"The South Ossetians have reportedly received arms and equipment from Russia, including Grad missiles, on various occasions, including during recent tensions, “he wrote almost a year before the two countries went to war.
He suggested was the aim was to "provoke the Georgian leadership into a rash reaction that separates Georgia further from the West" with the “deeper goal” of “turning Georgia from its Euroatlantic orientation back into the Russian fold.”
The cables also say that the Bush administration warned Georgian President Mikheil Saakashvili not to engage in military action against the two breakaway republics.
A cable written by then U.S. ambassador to Russia, William Burns, revealed that Matt Bryza, the US deputy assistant secretary of state, had told Tbilisi that “if Georgia uses force or stumbles into a conflict, Saakashvili will find himself alone, blamed by the international community for recklessness."
Russia recognized the independence of both South Ossetia and Abkhazia two weeks after the end of the war.
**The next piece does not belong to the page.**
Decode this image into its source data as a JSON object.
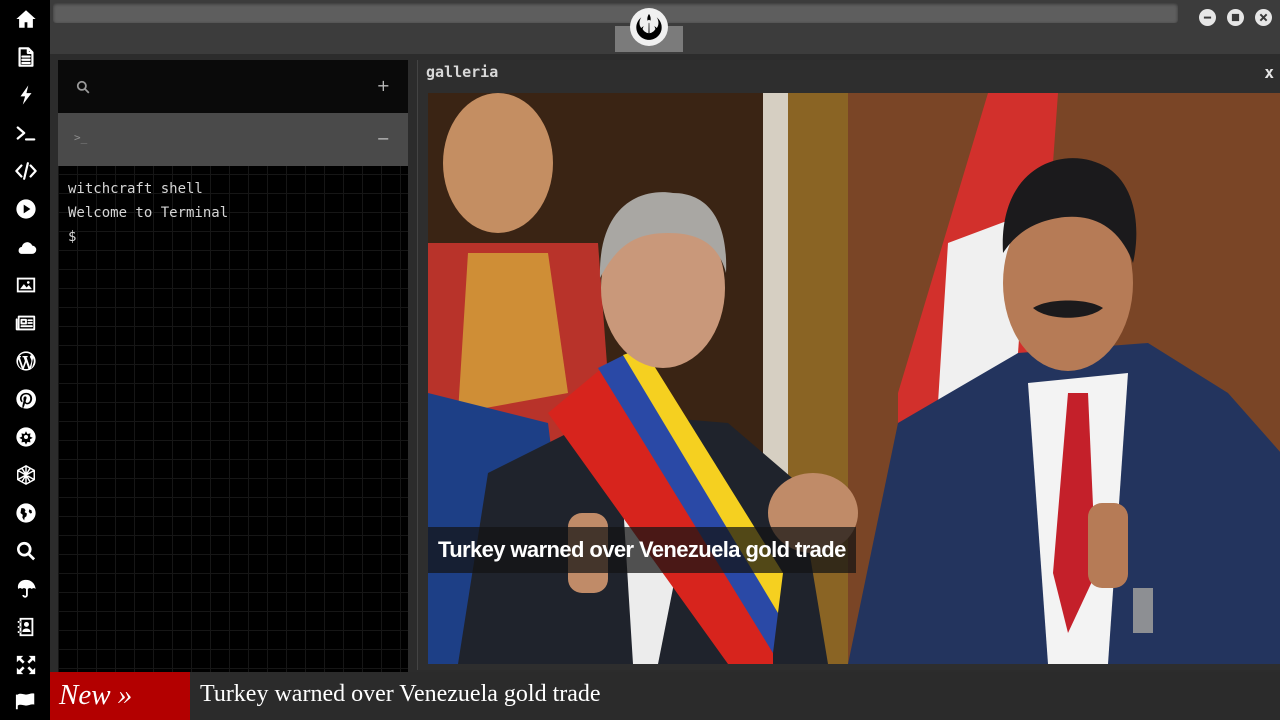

The decision was slammed by Western powers. So far, only Venezuela, Nicaragua and the tiny island nation of Nauru have followed suit.
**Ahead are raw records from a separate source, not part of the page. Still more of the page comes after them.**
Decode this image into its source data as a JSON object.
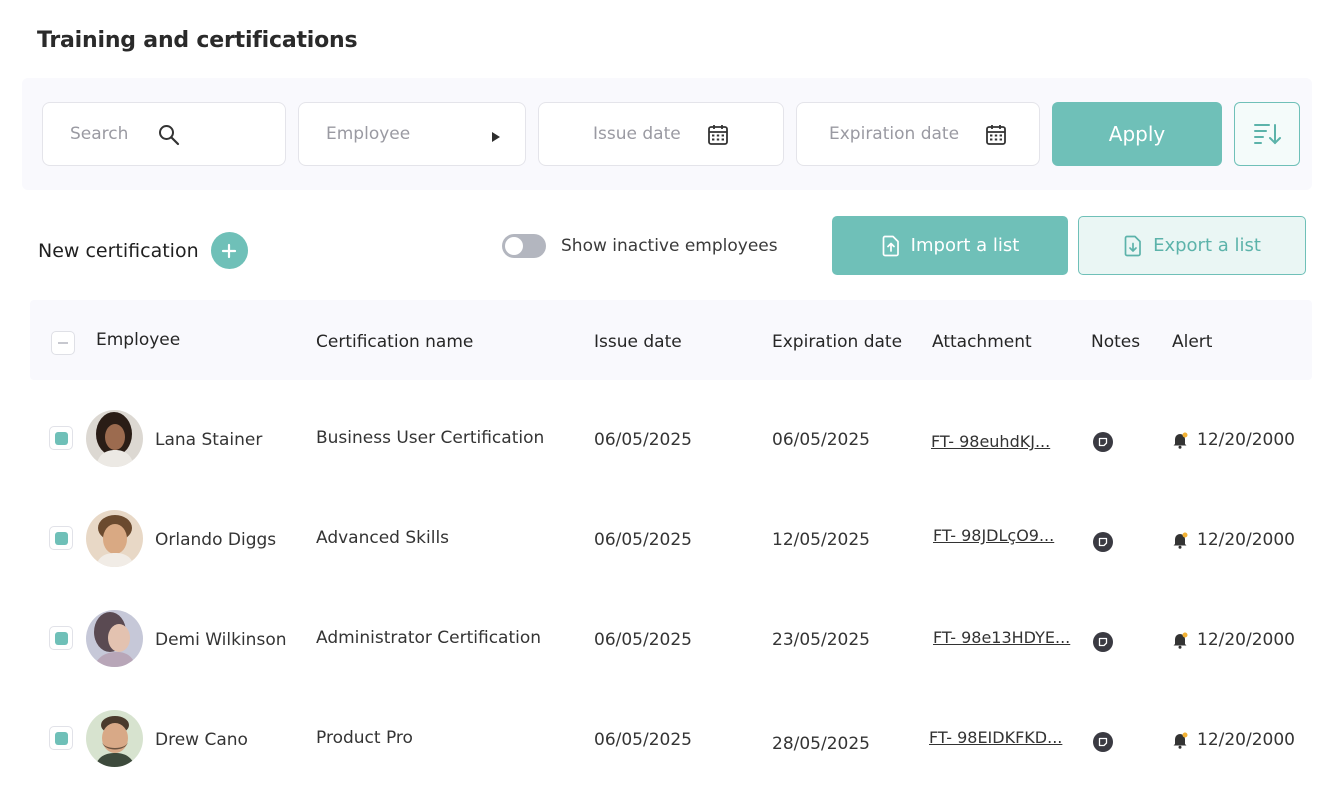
{
  "page": {
    "title": "Training and certifications"
  },
  "filters": {
    "search_placeholder": "Search",
    "employee_placeholder": "Employee",
    "issue_date_placeholder": "Issue date",
    "expiration_date_placeholder": "Expiration date",
    "apply_label": "Apply"
  },
  "toolbar": {
    "new_certification_label": "New certification",
    "show_inactive_label": "Show inactive employees",
    "show_inactive_enabled": false,
    "import_label": "Import a list",
    "export_label": "Export a list"
  },
  "table": {
    "headers": {
      "employee": "Employee",
      "certification_name": "Certification name",
      "issue_date": "Issue date",
      "expiration_date": "Expiration date",
      "attachment": "Attachment",
      "notes": "Notes",
      "alert": "Alert"
    },
    "rows": [
      {
        "employee": "Lana Stainer",
        "certification": "Business User Certification",
        "issue_date": "06/05/2025",
        "expiration_date": "06/05/2025",
        "attachment": "FT- 98euhdKJ...",
        "alert": "12/20/2000",
        "selected": true
      },
      {
        "employee": "Orlando Diggs",
        "certification": "Advanced Skills",
        "issue_date": "06/05/2025",
        "expiration_date": "12/05/2025",
        "attachment": "FT- 98JDLçO9...",
        "alert": "12/20/2000",
        "selected": true
      },
      {
        "employee": "Demi Wilkinson",
        "certification": "Administrator Certification",
        "issue_date": "06/05/2025",
        "expiration_date": "23/05/2025",
        "attachment": "FT- 98e13HDYE...",
        "alert": "12/20/2000",
        "selected": true
      },
      {
        "employee": "Drew Cano",
        "certification": "Product Pro",
        "issue_date": "06/05/2025",
        "expiration_date": "28/05/2025",
        "attachment": "FT- 98EIDKFKD...",
        "alert": "12/20/2000",
        "selected": true
      }
    ]
  },
  "colors": {
    "accent": "#6fc0b8",
    "panel_bg": "#f9f9fd",
    "alert_dot": "#f2b233"
  }
}
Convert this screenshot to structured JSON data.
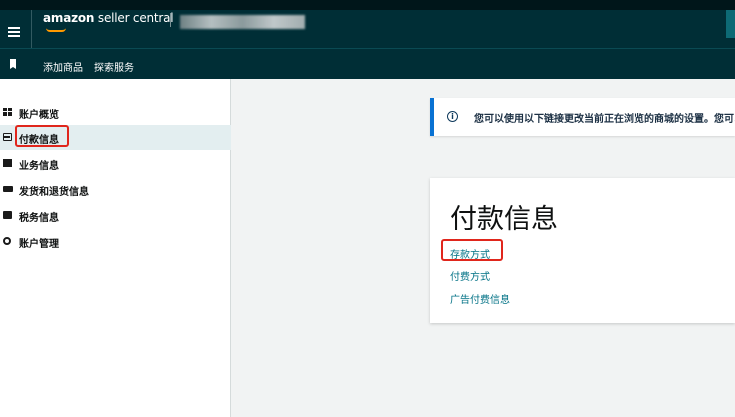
{
  "header": {
    "brand_amazon": "amazon",
    "brand_rest": " seller central",
    "brand_accent_color": "#ff9900",
    "bar_color": "#002e36"
  },
  "subnav": {
    "items": [
      "添加商品",
      "探索服务"
    ]
  },
  "sidebar": {
    "items": [
      {
        "label": "账户概览",
        "icon": "dashboard-icon"
      },
      {
        "label": "付款信息",
        "icon": "credit-card-icon",
        "active": true
      },
      {
        "label": "业务信息",
        "icon": "building-icon"
      },
      {
        "label": "发货和退货信息",
        "icon": "truck-icon"
      },
      {
        "label": "税务信息",
        "icon": "briefcase-icon"
      },
      {
        "label": "账户管理",
        "icon": "gear-icon"
      }
    ]
  },
  "banner": {
    "text": "您可以使用以下链接更改当前正在浏览的商城的设置。您可以"
  },
  "card": {
    "title": "付款信息",
    "links": [
      "存款方式",
      "付费方式",
      "广告付费信息"
    ]
  },
  "highlight_color": "#e0261c",
  "link_color": "#007185"
}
WikiLeaks founder Julian Assange has been placed on an Interpol wanted list in connection with rape charges he faces in Sweden. He denies the allegations. Britain's The Independent newspaper said on Thursday that he was hiding in southeast England and Scotland Yard was awaiting instructions to arrest him.
MOSCOW, December 2 (RIA Novosti)